-- Data under study follows --
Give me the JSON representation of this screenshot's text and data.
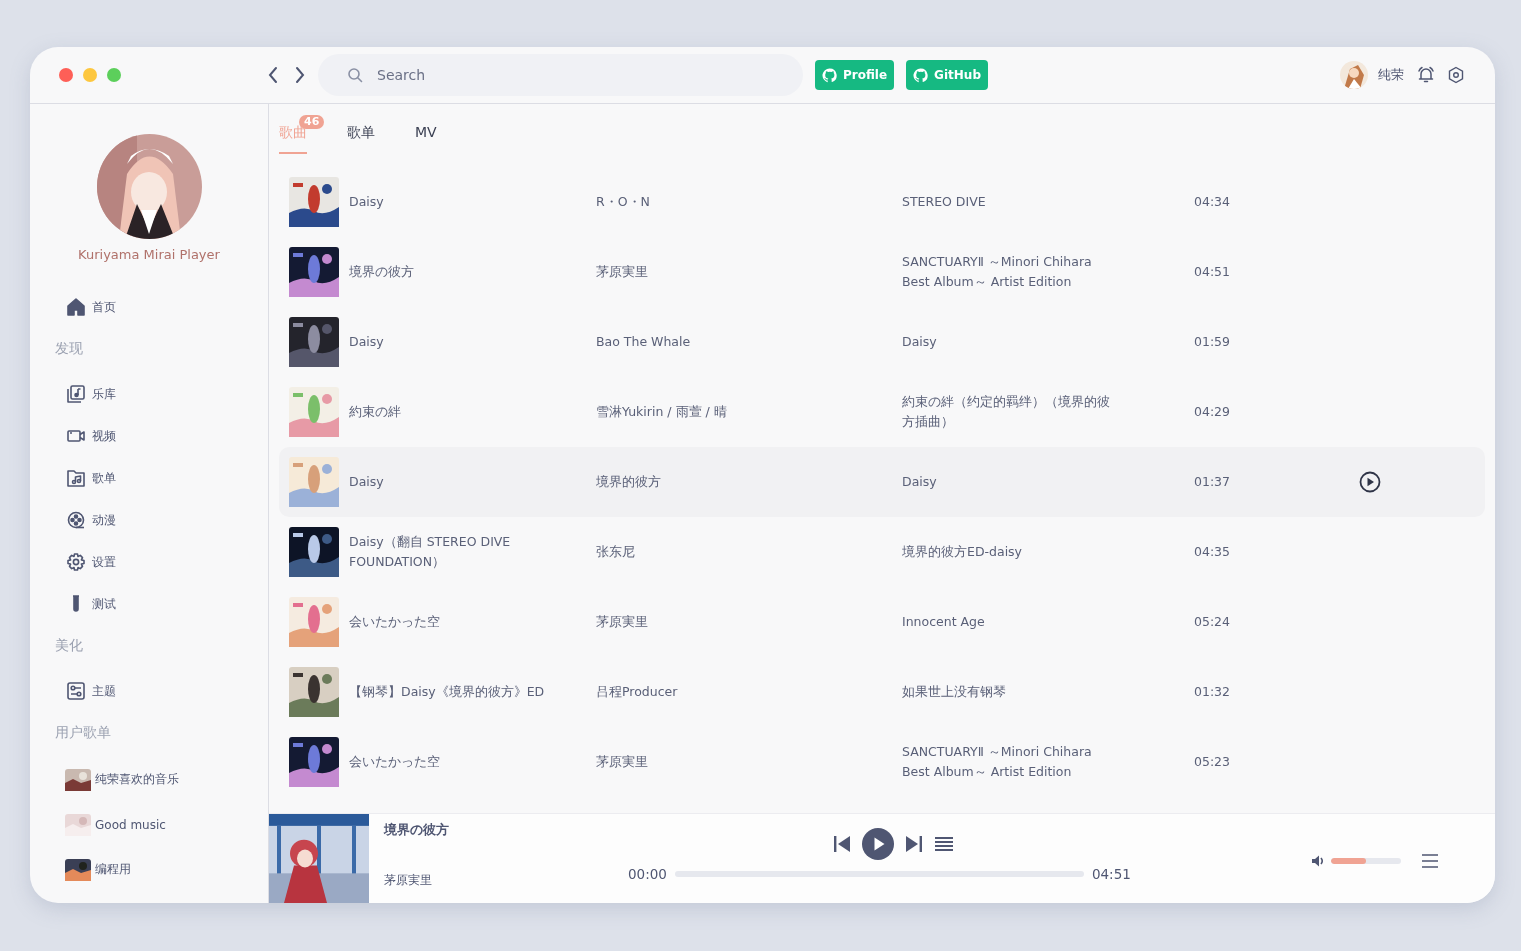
{
  "window_controls": [
    {
      "color": "#fe5f57"
    },
    {
      "color": "#fdc73f"
    },
    {
      "color": "#5ccf5b"
    }
  ],
  "header": {
    "search": {
      "placeholder": "Search"
    },
    "links": [
      {
        "label": "Profile"
      },
      {
        "label": "GitHub"
      }
    ],
    "user": {
      "name": "纯荣"
    }
  },
  "sidebar": {
    "app_name": "Kuriyama Mirai Player",
    "items": [
      {
        "kind": "link",
        "label": "首页"
      },
      {
        "kind": "heading",
        "label": "发现"
      },
      {
        "kind": "link",
        "label": "乐库"
      },
      {
        "kind": "link",
        "label": "视频"
      },
      {
        "kind": "link",
        "label": "歌单"
      },
      {
        "kind": "link",
        "label": "动漫"
      },
      {
        "kind": "link",
        "label": "设置"
      },
      {
        "kind": "link",
        "label": "测试"
      },
      {
        "kind": "heading",
        "label": "美化"
      },
      {
        "kind": "link",
        "label": "主题"
      },
      {
        "kind": "heading",
        "label": "用户歌单"
      },
      {
        "kind": "playlist",
        "label": "纯荣喜欢的音乐"
      },
      {
        "kind": "playlist",
        "label": "Good music"
      },
      {
        "kind": "playlist",
        "label": "编程用"
      }
    ]
  },
  "tabs": [
    {
      "label": "歌曲",
      "selected": true,
      "badge": "46"
    },
    {
      "label": "歌单",
      "selected": false
    },
    {
      "label": "MV",
      "selected": false
    }
  ],
  "songs": [
    {
      "title": "Daisy",
      "artist": "R・O・N",
      "album": "STEREO DIVE",
      "duration": "04:34",
      "hovered": false
    },
    {
      "title": "境界の彼方",
      "artist": "茅原実里",
      "album": "SANCTUARYⅡ ～Minori Chihara Best Album～ Artist Edition",
      "duration": "04:51",
      "hovered": false
    },
    {
      "title": "Daisy",
      "artist": "Bao The Whale",
      "album": "Daisy",
      "duration": "01:59",
      "hovered": false
    },
    {
      "title": "約束の絆",
      "artist": "雪淋Yukirin / 雨萱 / 晴",
      "album": "約束の絆（约定的羁绊）（境界的彼方插曲）",
      "duration": "04:29",
      "hovered": false
    },
    {
      "title": "Daisy",
      "artist": "境界的彼方",
      "album": "Daisy",
      "duration": "01:37",
      "hovered": true
    },
    {
      "title": "Daisy（翻自 STEREO DIVE FOUNDATION）",
      "artist": "张东尼",
      "album": "境界的彼方ED-daisy",
      "duration": "04:35",
      "hovered": false
    },
    {
      "title": "会いたかった空",
      "artist": "茅原実里",
      "album": "Innocent Age",
      "duration": "05:24",
      "hovered": false
    },
    {
      "title": "【钢琴】Daisy《境界的彼方》ED",
      "artist": "吕程Producer",
      "album": "如果世上没有钢琴",
      "duration": "01:32",
      "hovered": false
    },
    {
      "title": "会いたかった空",
      "artist": "茅原実里",
      "album": "SANCTUARYⅡ ～Minori Chihara Best Album～ Artist Edition",
      "duration": "05:23",
      "hovered": false
    }
  ],
  "player": {
    "title": "境界の彼方",
    "artist": "茅原実里",
    "elapsed": "00:00",
    "total": "04:51",
    "progress": {
      "level": 0
    },
    "volume": {
      "level": 0.5
    }
  }
}
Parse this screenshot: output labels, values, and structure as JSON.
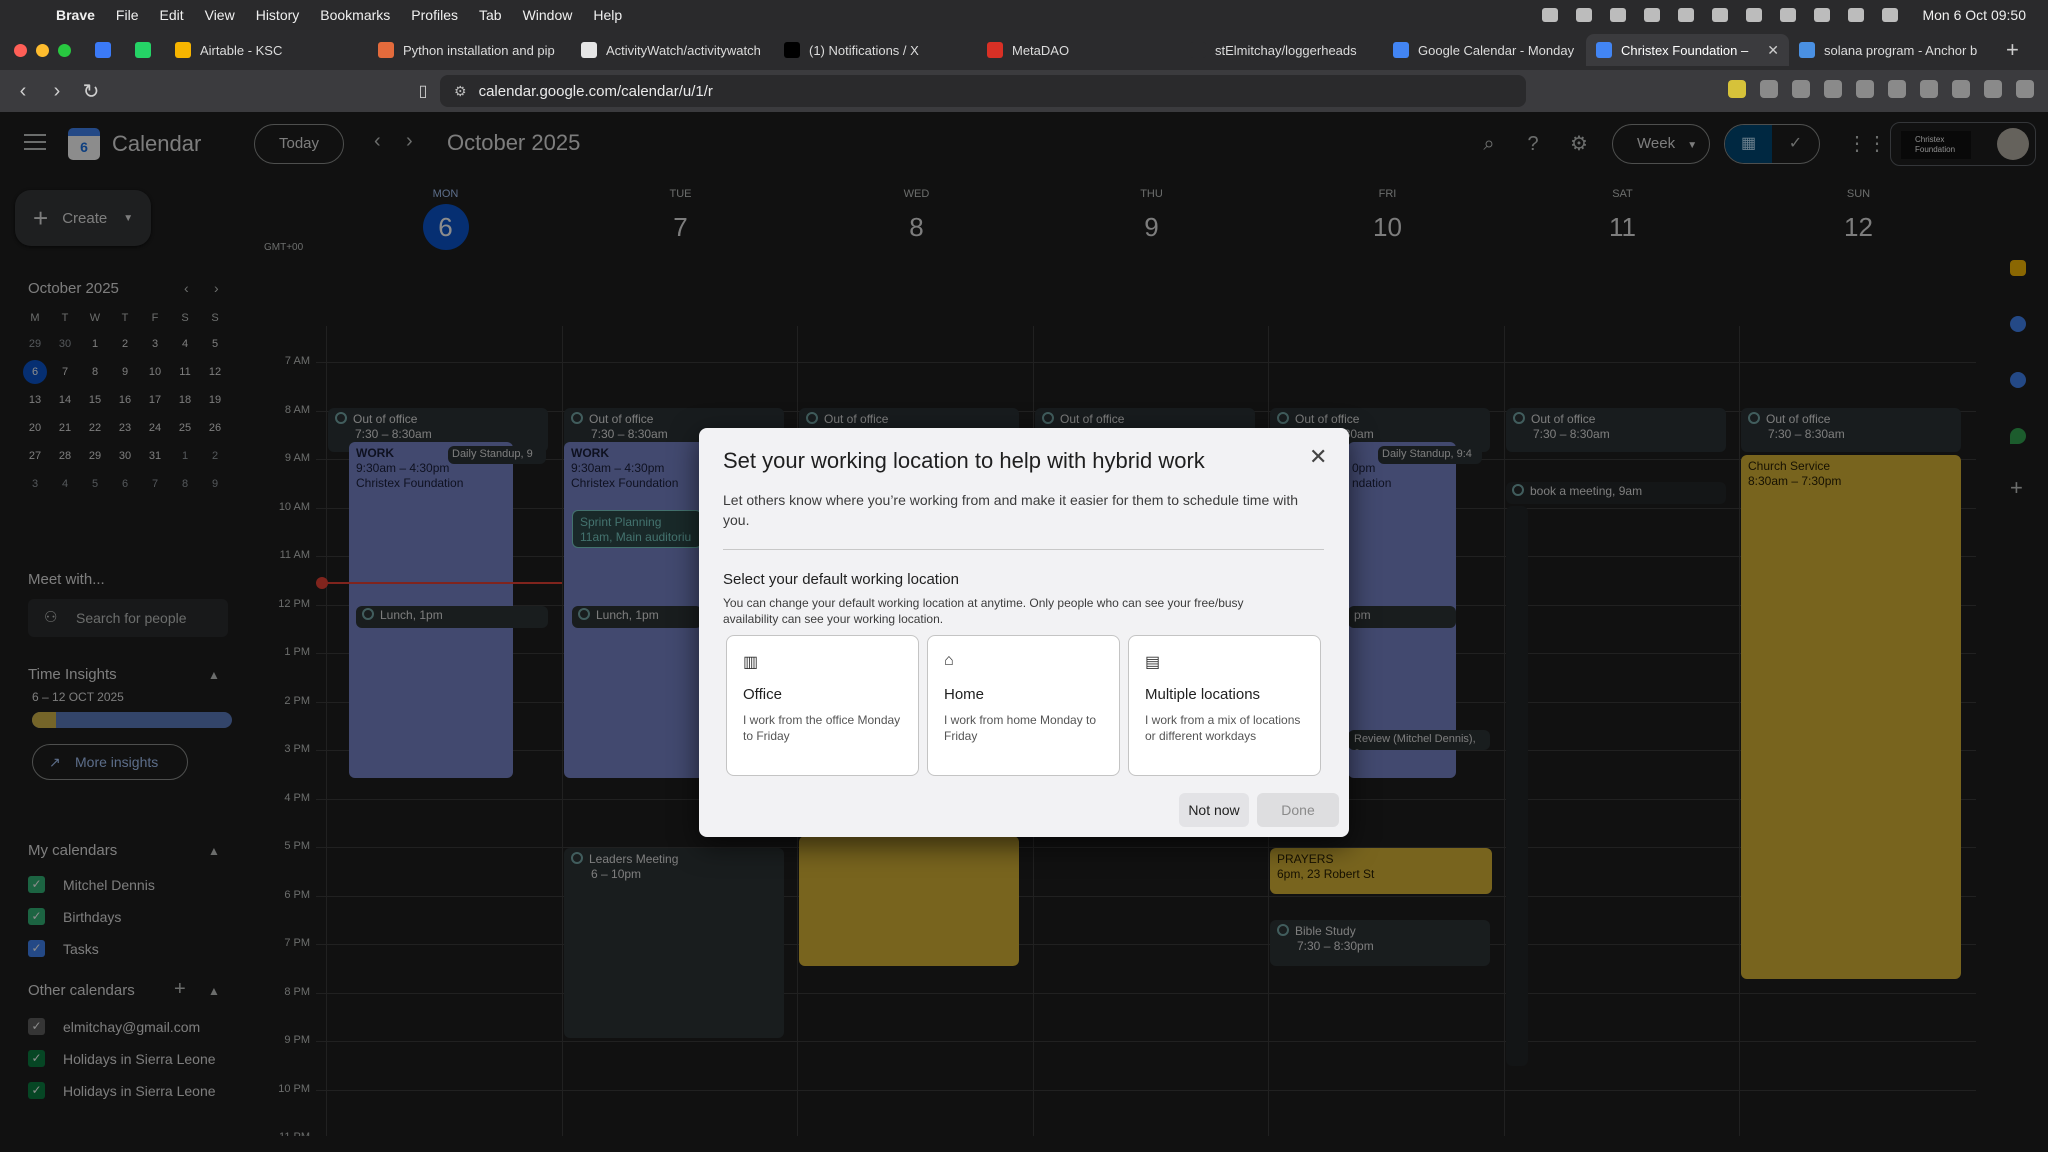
{
  "menubar": {
    "items": [
      "Brave",
      "File",
      "Edit",
      "View",
      "History",
      "Bookmarks",
      "Profiles",
      "Tab",
      "Window",
      "Help"
    ],
    "clock": "Mon 6 Oct  09:50"
  },
  "tabs": [
    {
      "label": "",
      "color": "#3b7af7"
    },
    {
      "label": "",
      "color": "#25d366"
    },
    {
      "label": "Airtable - KSC",
      "color": "#f7b500"
    },
    {
      "label": "Python installation and pip",
      "color": "#e36b3c"
    },
    {
      "label": "ActivityWatch/activitywatch",
      "color": "#e6e6e6"
    },
    {
      "label": "(1) Notifications / X",
      "color": "#000000"
    },
    {
      "label": "MetaDAO",
      "color": "#d93025"
    },
    {
      "label": "stElmitchay/loggerheads",
      "color": "#2b2b2d"
    },
    {
      "label": "Google Calendar - Monday",
      "color": "#4285f4"
    },
    {
      "label": "Christex Foundation –",
      "color": "#4285f4",
      "active": true
    },
    {
      "label": "solana program - Anchor b",
      "color": "#4a90e2"
    }
  ],
  "address": {
    "url": "calendar.google.com/calendar/u/1/r"
  },
  "header": {
    "app_title": "Calendar",
    "logo_day": "6",
    "today": "Today",
    "month": "October 2025",
    "view": "Week",
    "org_logo": "Christex Foundation"
  },
  "sidebar": {
    "create": "Create",
    "mini_month": "October 2025",
    "weekdays": [
      "M",
      "T",
      "W",
      "T",
      "F",
      "S",
      "S"
    ],
    "mini_weeks": [
      [
        "29",
        "30",
        "1",
        "2",
        "3",
        "4",
        "5"
      ],
      [
        "6",
        "7",
        "8",
        "9",
        "10",
        "11",
        "12"
      ],
      [
        "13",
        "14",
        "15",
        "16",
        "17",
        "18",
        "19"
      ],
      [
        "20",
        "21",
        "22",
        "23",
        "24",
        "25",
        "26"
      ],
      [
        "27",
        "28",
        "29",
        "30",
        "31",
        "1",
        "2"
      ],
      [
        "3",
        "4",
        "5",
        "6",
        "7",
        "8",
        "9"
      ]
    ],
    "meet_with": "Meet with...",
    "search_people": "Search for people",
    "time_insights": "Time Insights",
    "insights_range": "6 – 12 OCT 2025",
    "more_insights": "More insights",
    "my_calendars": "My calendars",
    "my_calendar_items": [
      {
        "label": "Mitchel Dennis",
        "color": "#33b679"
      },
      {
        "label": "Birthdays",
        "color": "#33b679"
      },
      {
        "label": "Tasks",
        "color": "#4285f4"
      }
    ],
    "other_calendars": "Other calendars",
    "other_calendar_items": [
      {
        "label": "elmitchay@gmail.com",
        "color": "#616161"
      },
      {
        "label": "Holidays in Sierra Leone",
        "color": "#0b8043"
      },
      {
        "label": "Holidays in Sierra Leone",
        "color": "#0b8043"
      }
    ]
  },
  "grid": {
    "gmt": "GMT+00",
    "days": [
      {
        "dow": "MON",
        "num": "6",
        "today": true
      },
      {
        "dow": "TUE",
        "num": "7"
      },
      {
        "dow": "WED",
        "num": "8"
      },
      {
        "dow": "THU",
        "num": "9"
      },
      {
        "dow": "FRI",
        "num": "10"
      },
      {
        "dow": "SAT",
        "num": "11"
      },
      {
        "dow": "SUN",
        "num": "12"
      }
    ],
    "hours": [
      "7 AM",
      "8 AM",
      "9 AM",
      "10 AM",
      "11 AM",
      "12 PM",
      "1 PM",
      "2 PM",
      "3 PM",
      "4 PM",
      "5 PM",
      "6 PM",
      "7 PM",
      "8 PM",
      "9 PM",
      "10 PM",
      "11 PM"
    ],
    "events": {
      "ooo_title": "Out of office",
      "ooo_time": "7:30 – 8:30am",
      "work_title": "WORK",
      "work_time": "9:30am – 4:30pm",
      "work_org": "Christex Foundation",
      "standup": "Daily Standup, 9",
      "standup_fri": "Daily Standup, 9:4",
      "sprint_title": "Sprint Planning",
      "sprint_sub": "11am, Main auditoriu",
      "lunch": "Lunch, 1pm",
      "fri_work_time": "0pm",
      "fri_work_org": "ndation",
      "fri_lunch": "pm",
      "review": "Review (Mitchel Dennis), 3",
      "book_meeting": "book a meeting, 9am",
      "church_title": "Church Service",
      "church_time": "8:30am – 7:30pm",
      "leaders_title": "Leaders Meeting",
      "leaders_time": "6 – 10pm",
      "prayers_title": "PRAYERS",
      "prayers_sub": "6pm, 23 Robert St",
      "bible_title": "Bible Study",
      "bible_time": "7:30 – 8:30pm"
    }
  },
  "dialog": {
    "title": "Set your working location to help with hybrid work",
    "description": "Let others know where you’re working from and make it easier for them to schedule time with you.",
    "subtitle": "Select your default working location",
    "note": "You can change your default working location at anytime. Only people who can see your free/busy availability can see your working location.",
    "options": [
      {
        "title": "Office",
        "desc": "I work from the office Monday to Friday",
        "icon": "building-icon"
      },
      {
        "title": "Home",
        "desc": "I work from home Monday to Friday",
        "icon": "home-icon"
      },
      {
        "title": "Multiple locations",
        "desc": "I work from a mix of locations or different workdays",
        "icon": "multiple-locations-icon"
      }
    ],
    "not_now": "Not now",
    "done": "Done"
  }
}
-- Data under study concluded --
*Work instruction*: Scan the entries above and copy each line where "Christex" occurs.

*Task answer*:
      "label": "Christex Foundation –",
    "org_logo": "Christex Foundation"
      "work_org": "Christex Foundation",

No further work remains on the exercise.